Tunnels of foliage give way to a beach of rounded rocks and alder leaves. The smell called me here, and there it is: a rotting coho, the carnivore become meat, a small monument to nitrogen flows. Most of the flesh has liquified, but not enough to present as the elegant purity of a bleached skeleton. It is hideous and putrid and issues an undeniable call to linger. What it imparts is not pleasure but meaning, which is a pleasure that lingers. There is reward in endurance, in finding the right amount of friction and trusting that its meaning will become clear later. Here’s another secret: here in the temperate rainforest, there is sunshine. The clouds have a rhythm, and between them, channels of light more glorious than any desert or tropical paradise. The land’s contours siphon all the light and water into moments of coalescence.
Will you spend a whole minute, or more, with these images? They tell something to whoever will listen. What appears motionless is merely unwilling to reveal itself to a hasty spectator.
There is another stream back in the city, once home to coho.
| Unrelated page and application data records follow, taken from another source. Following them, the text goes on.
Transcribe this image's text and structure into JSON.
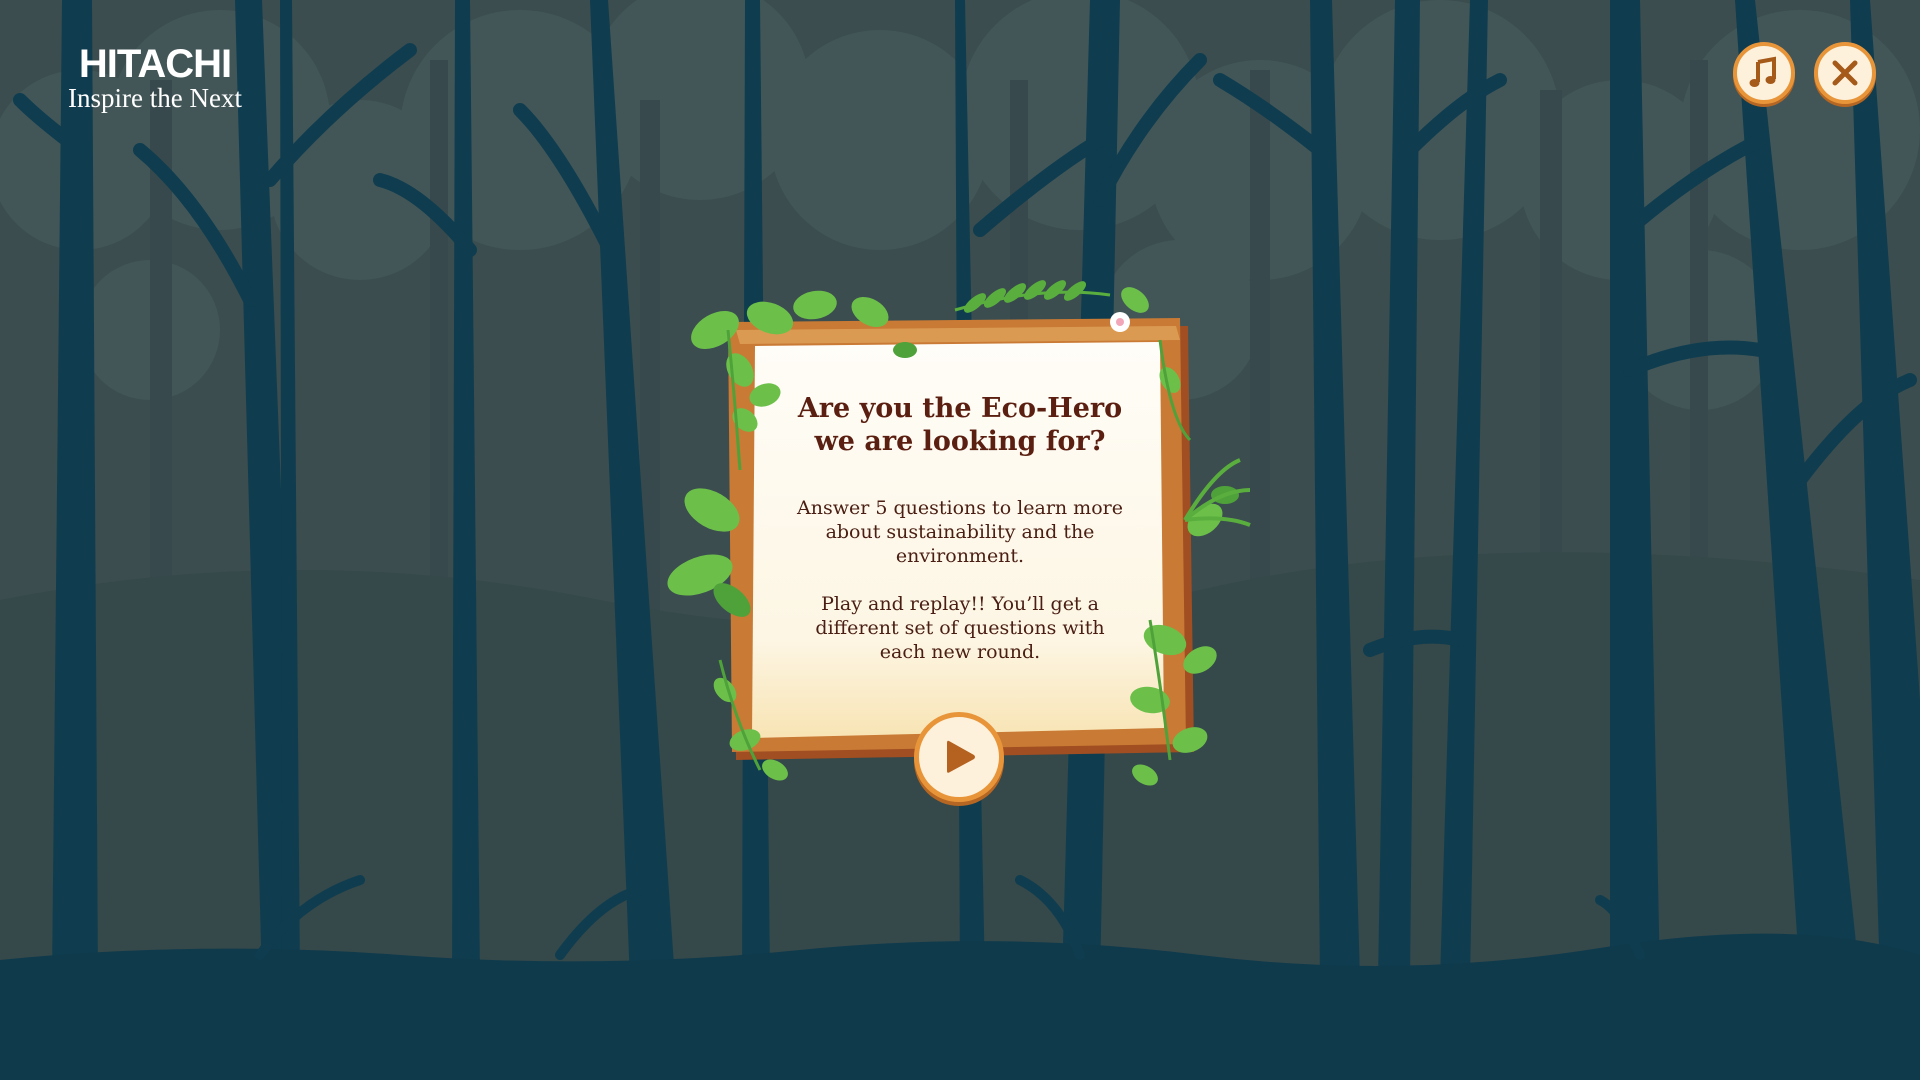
{
  "logo": {
    "brand": "HITACHI",
    "tagline": "Inspire the Next"
  },
  "controls": {
    "music_icon": "music-note-icon",
    "close_icon": "close-icon"
  },
  "panel": {
    "title_line1": "Are you the Eco-Hero",
    "title_line2": "we are looking for?",
    "paragraph1_line1": "Answer 5 questions to learn more",
    "paragraph1_line2": "about sustainability and the",
    "paragraph1_line3": "environment.",
    "paragraph2_line1": "Play and replay!! You’ll get a",
    "paragraph2_line2": "different set of questions with",
    "paragraph2_line3": "each new round.",
    "play_icon": "play-icon"
  },
  "colors": {
    "background": "#3b4d4f",
    "tree_silhouette": "#0f3d4f",
    "ground": "#0e3a4c",
    "button_ring": "#e8953a",
    "button_fill": "#fdf1dc",
    "title_text": "#5a1f10",
    "wood": "#c97a34",
    "paper": "#fdf6e6",
    "leaf": "#6cc04a"
  }
}
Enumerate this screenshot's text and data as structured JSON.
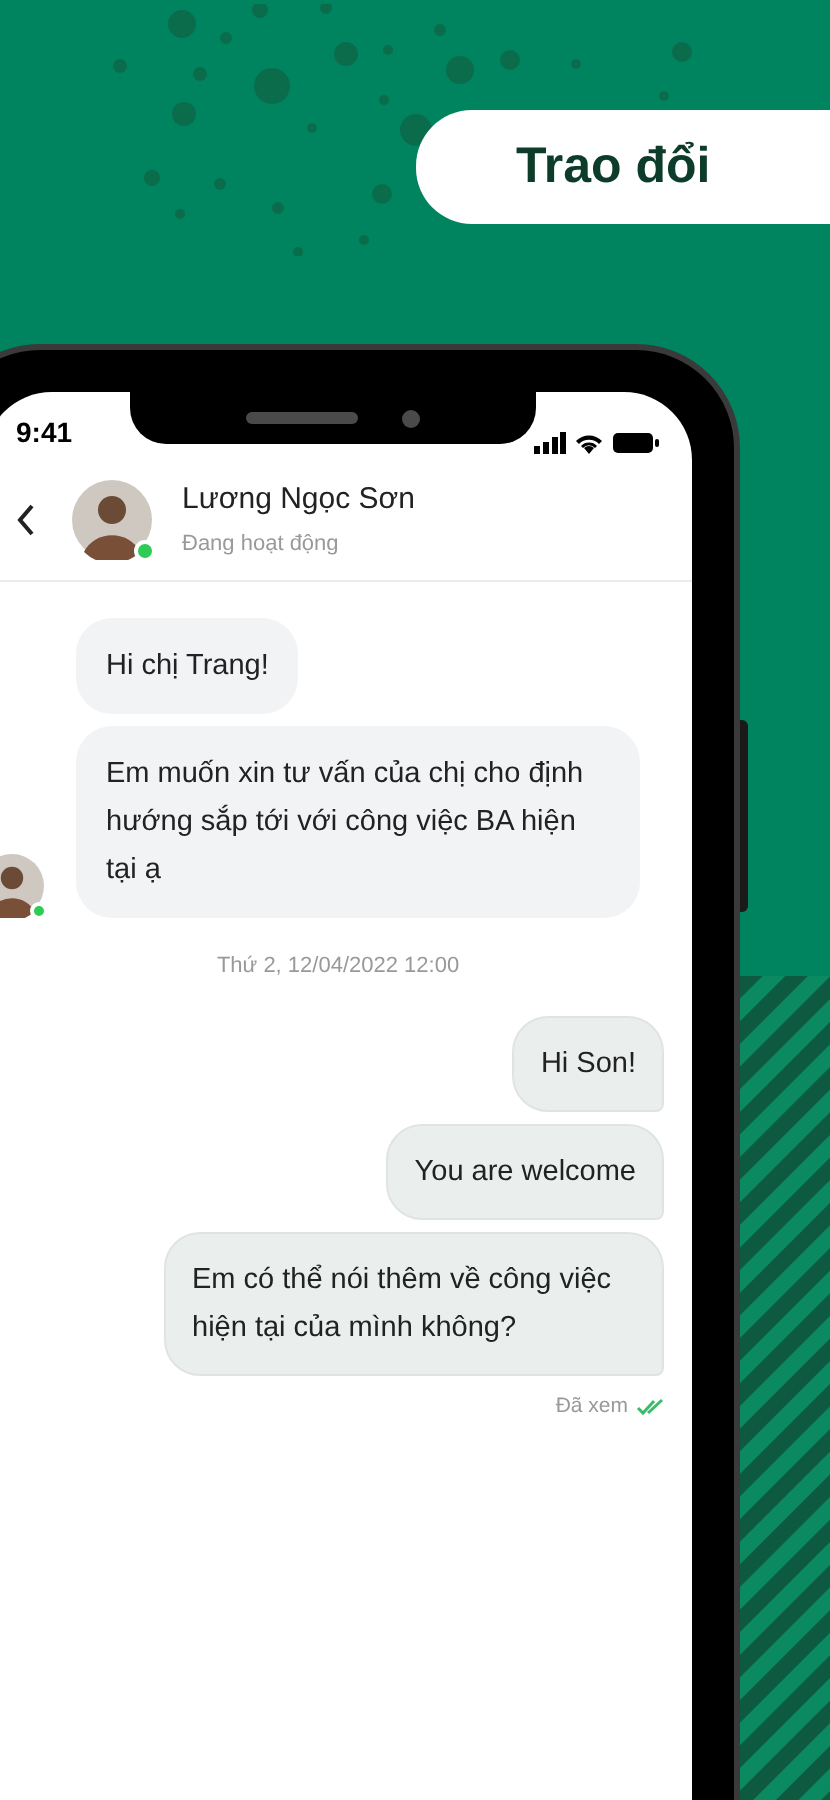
{
  "banner": {
    "title": "Trao đổi"
  },
  "status_bar": {
    "time": "9:41"
  },
  "chat_header": {
    "name": "Lương Ngọc Sơn",
    "status": "Đang hoạt động",
    "online": true
  },
  "messages": [
    {
      "kind": "received",
      "text": "Hi chị Trang!",
      "show_avatar": false
    },
    {
      "kind": "received",
      "text": "Em muốn xin tư vấn của chị cho định hướng sắp tới với công việc BA hiện tại ạ",
      "show_avatar": true
    },
    {
      "kind": "timestamp",
      "text": "Thứ 2, 12/04/2022 12:00"
    },
    {
      "kind": "sent",
      "text": "Hi Son!"
    },
    {
      "kind": "sent",
      "text": "You are welcome"
    },
    {
      "kind": "sent",
      "text": "Em có thể nói thêm về công việc hiện tại của mình không?"
    }
  ],
  "read_receipt": {
    "text": "Đã xem",
    "seen": true
  }
}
Usually cities are superimposed onto a watershed and streams are crammed into tunnels under the streets. But at the fringes of all of earth’s cities lies a buffer zone where the excluded go to set up shelter when the architects and financiers enact their schemes deeper in the city’s entrails. Here, haphazard neglect means the stream still flows between sunlit banks lined with chain link and bramble. Car parts and glass line the shore and the odor is more synthetic than rotting flesh. There is a narrow bridge of creosote timber and blacktop, and half a block up a little street, a simple white duplex. I was born there. The front yard is an ample concrete slab, as if the builder knew that whoever lived here would have a robust involvement with derelict cars and the various tasks of triage that coax life from them. Now the same people whose ancestors turned a floodplain into a city of steel walls have shifted their desires. They still want an aesthetic of control, but now with botanical overtones. They want back the stream they once relegated to the scorned classes. They have taken the houses, levied taxes, cleaned up the waterway, and programmed the habitat. Yesterday, coho spawned there for the first time in decades. Capital’s whims are as erratic as they are relentless. During the cannery era, salmon were the cheap protein that gave a low-wage workforce physical strength. Now they serve as yard ornaments for a post-urban pastoralism. My ancestors have moved on, in constant migration, like the coho, swimming upstream, in flight from capital, further on, toward the headwaters.